I have been home just over a week. I have quickly become accustomed to a shower a day. I have cleaned out my pack and washed my god awful smelling clothes. It truly is amazing how quickly you get used to your own rancid smell while on the trail.
Most of my friends and acquaintances are aware I have returned home. Many have asked sorted questions like, Are you ok? Is anything wrong? Occasionally just, Why?
All have been hugely supportive. I have been given a lot of kudos for “following my heart”. It’s been a real eye opener.
I seem to have more to do at home than I would have anticipated. This has served to keep me busy and get me re-acclimated to “normal” life.

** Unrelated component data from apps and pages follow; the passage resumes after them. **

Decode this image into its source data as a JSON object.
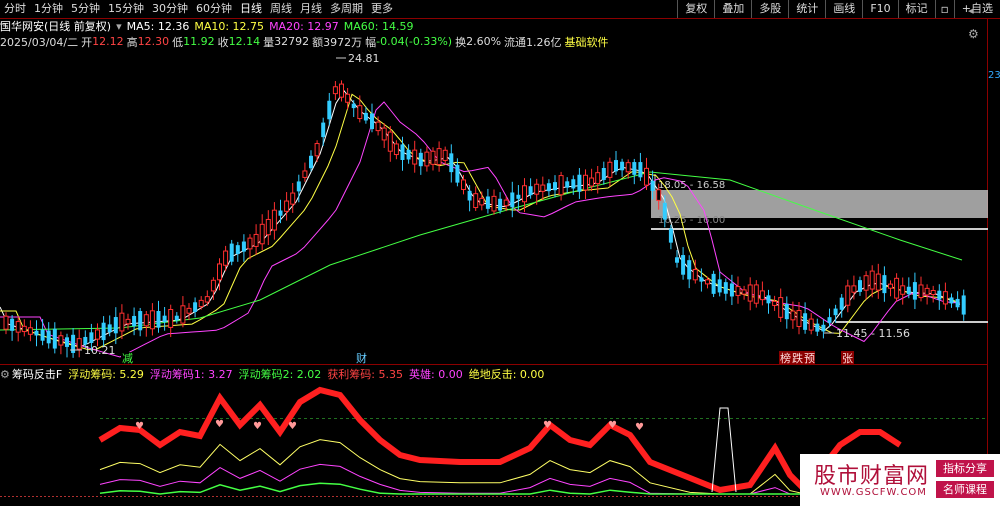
{
  "tabs": [
    "分时",
    "1分钟",
    "5分钟",
    "15分钟",
    "30分钟",
    "60分钟",
    "日线",
    "周线",
    "月线",
    "多周期",
    "更多"
  ],
  "active_tab": "日线",
  "right_buttons": [
    "复权",
    "叠加",
    "多股",
    "统计",
    "画线",
    "F10",
    "标记"
  ],
  "add_watch": "+自选",
  "stock_title": "国华网安(日线 前复权)",
  "ma": [
    {
      "label": "MA5: 12.36",
      "color": "#ffffff"
    },
    {
      "label": "MA10: 12.75",
      "color": "#ffff44"
    },
    {
      "label": "MA20: 12.97",
      "color": "#ff44ff"
    },
    {
      "label": "MA60: 14.59",
      "color": "#44ff44"
    }
  ],
  "quote": {
    "date": "2025/03/04/二",
    "open_l": "开",
    "open": "12.12",
    "high_l": "高",
    "high": "12.30",
    "low_l": "低",
    "low": "11.92",
    "close_l": "收",
    "close": "12.14",
    "vol_l": "量",
    "vol": "32792",
    "amt_l": "额",
    "amt": "3972万",
    "chg_l": "幅",
    "chg": "-0.04(-0.33%)",
    "turn_l": "换",
    "turn": "2.60%",
    "float_l": "流通",
    "float": "1.26亿",
    "info": "基础软件"
  },
  "annotations": {
    "high": "24.81",
    "low": "10.21",
    "low2": "11.45 - 11.56",
    "gap1": "18.05 - 16.58",
    "gap2": "16.25 - 16.00",
    "axis_tag": "23"
  },
  "event_tags": [
    {
      "label": "减",
      "color": "#44ff44"
    },
    {
      "label": "财",
      "color": "#66ccff"
    },
    {
      "label": "榜",
      "color": "#ff4444"
    },
    {
      "label": "跌",
      "color": "#ff4444"
    },
    {
      "label": "预",
      "color": "#ff4444"
    },
    {
      "label": "张",
      "color": "#ff4444"
    }
  ],
  "indicator": {
    "name": "筹码反击F",
    "items": [
      {
        "label": "浮动筹码: 5.29",
        "color": "#ffff44"
      },
      {
        "label": "浮动筹码1: 3.27",
        "color": "#ff44ff"
      },
      {
        "label": "浮动筹码2: 2.02",
        "color": "#44ff44"
      },
      {
        "label": "获利筹码: 5.35",
        "color": "#ff4444"
      },
      {
        "label": "英雄: 0.00",
        "color": "#ff44ff"
      },
      {
        "label": "绝地反击: 0.00",
        "color": "#ffff44"
      }
    ]
  },
  "watermark": {
    "title": "股市财富网",
    "url": "WWW.GSCFW.COM",
    "badge1": "指标分享",
    "badge2": "名师课程"
  },
  "colors": {
    "up": "#ff3030",
    "down": "#33ccff",
    "grid": "#8b0000",
    "bg": "#000000"
  }
}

I am really glad I came. While I can’t wait to spend more time on the trail in the coming years, the time spent and the timing in which I returned home seems perfect.
Additionally, I have a friend from San Diego on the trail called Marmot. He’s in the process of deciding what to do this week. There is an Alaskan cold front swooping down that is anticipated to drop some snow in the mountains he is due to cross. He’s contemplating coming home for a few days, or skipping ahead of that section and coming back and doing it at a different time.
The thing about thru hikers, they are generally not equipped to deal with the extreme cold. The gear is heavy, and often not necessary. So you can spend 2600 miles carrying gear that you “might” end up using for 50 to 100 miles. Or, you don’t carry the gear, and take a few days off when the weather turns bad. Most opt for the later.
He will make whatever decision he feels in his best interest, as all thru hikers do.
Many individuals whom I met on the trail have sent texts or emails congratulating me. One went so far to say she thinks of me often, so I have not truly left the trail. Hikers are a special group of people, I am proud to be a part of.